━━ PROVIDED RECORDS ━━

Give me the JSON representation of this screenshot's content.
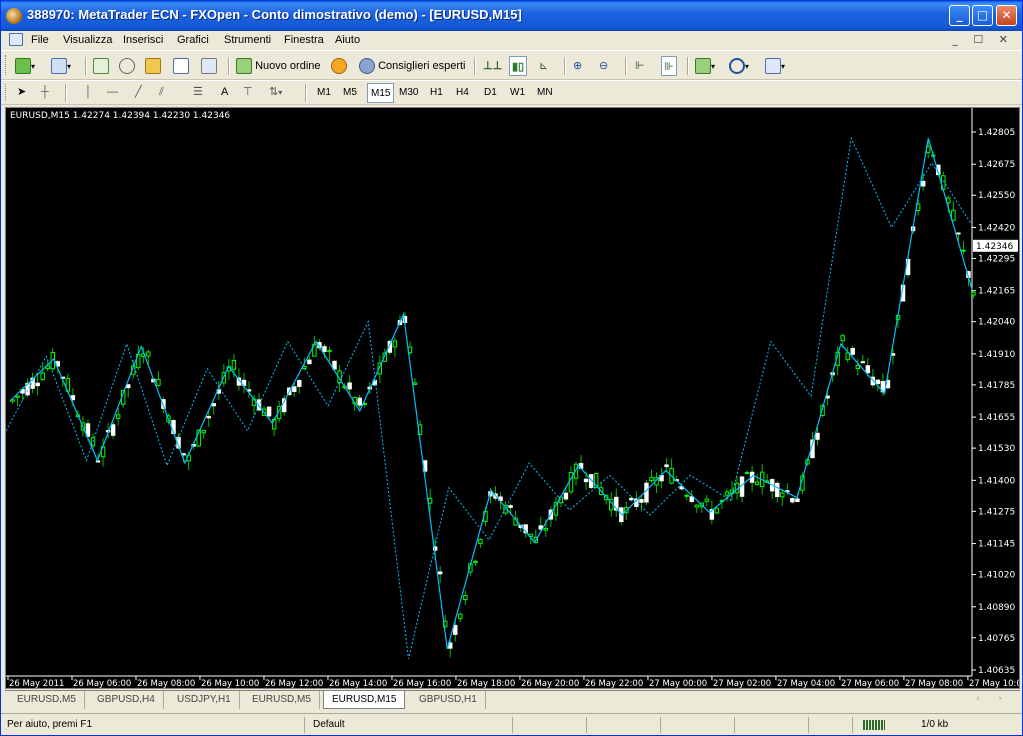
{
  "window": {
    "title": "388970: MetaTrader ECN - FXOpen - Conto dimostrativo (demo) - [EURUSD,M15]",
    "min_glyph": "_",
    "max_glyph": "□",
    "close_glyph": "✕"
  },
  "menu": {
    "items": [
      "File",
      "Visualizza",
      "Inserisci",
      "Grafici",
      "Strumenti",
      "Finestra",
      "Aiuto"
    ],
    "mdi_controls": "_ ☐ ✕"
  },
  "toolbar": {
    "new_order": "Nuovo ordine",
    "expert_advisors": "Consiglieri esperti",
    "text_tool": "A",
    "timeframes": [
      "M1",
      "M5",
      "M15",
      "M30",
      "H1",
      "H4",
      "D1",
      "W1",
      "MN"
    ],
    "active_timeframe": "M15"
  },
  "chart": {
    "info": "EURUSD,M15  1.42274 1.42394 1.42230 1.42346",
    "symbol": "EURUSD",
    "timeframe": "M15",
    "current_price_label": "1.42346",
    "colors": {
      "background": "#000000",
      "bull": "#00ff00",
      "bear": "#ffffff",
      "zigzag": "#00bfff",
      "axis": "#ffffff"
    }
  },
  "chart_data": {
    "type": "candlestick",
    "title": "EURUSD,M15",
    "ylim": [
      1.40635,
      1.42805
    ],
    "y_ticks": [
      "1.42805",
      "1.42675",
      "1.42550",
      "1.42420",
      "1.42295",
      "1.42165",
      "1.42040",
      "1.41910",
      "1.41785",
      "1.41655",
      "1.41530",
      "1.41400",
      "1.41275",
      "1.41145",
      "1.41020",
      "1.40890",
      "1.40765",
      "1.40635"
    ],
    "x_ticks": [
      "26 May 2011",
      "26 May 06:00",
      "26 May 08:00",
      "26 May 10:00",
      "26 May 12:00",
      "26 May 14:00",
      "26 May 16:00",
      "26 May 18:00",
      "26 May 20:00",
      "26 May 22:00",
      "27 May 00:00",
      "27 May 02:00",
      "27 May 04:00",
      "27 May 06:00",
      "27 May 08:00",
      "27 May 10:00"
    ],
    "zigzag_pivots": [
      1.416,
      1.419,
      1.4148,
      1.4195,
      1.4146,
      1.4185,
      1.416,
      1.4196,
      1.417,
      1.4204,
      1.4068,
      1.4137,
      1.4116,
      1.4147,
      1.4128,
      1.4142,
      1.4126,
      1.4142,
      1.4132,
      1.4196,
      1.4174,
      1.4278,
      1.4242,
      1.4268,
      1.4243
    ],
    "zigzag_solid": [
      1.4172,
      1.4189,
      1.4148,
      1.4194,
      1.4147,
      1.4186,
      1.4163,
      1.4196,
      1.4168,
      1.4207,
      1.4072,
      1.4136,
      1.4115,
      1.4146,
      1.4126,
      1.4144,
      1.4127,
      1.4142,
      1.4133,
      1.4195,
      1.4175,
      1.4278,
      1.4217
    ]
  },
  "tabs": {
    "items": [
      "EURUSD,M5",
      "GBPUSD,H4",
      "USDJPY,H1",
      "EURUSD,M5",
      "EURUSD,M15",
      "GBPUSD,H1"
    ],
    "active": "EURUSD,M15",
    "arrows": "‹ ›"
  },
  "status": {
    "help": "Per aiuto, premi F1",
    "profile": "Default",
    "traffic": "1/0 kb"
  }
}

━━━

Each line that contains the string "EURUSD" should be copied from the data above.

TASK RESPONSE —
    "title": "388970: MetaTrader ECN - FXOpen - Conto dimostrativo (demo) - [EURUSD,M15]",
    "info": "EURUSD,M15  1.42274 1.42394 1.42230 1.42346",
    "symbol": "EURUSD",
    "title": "EURUSD,M15",
      "EURUSD,M5",
      "EURUSD,M5",
      "EURUSD,M15",
    "active": "EURUSD,M15",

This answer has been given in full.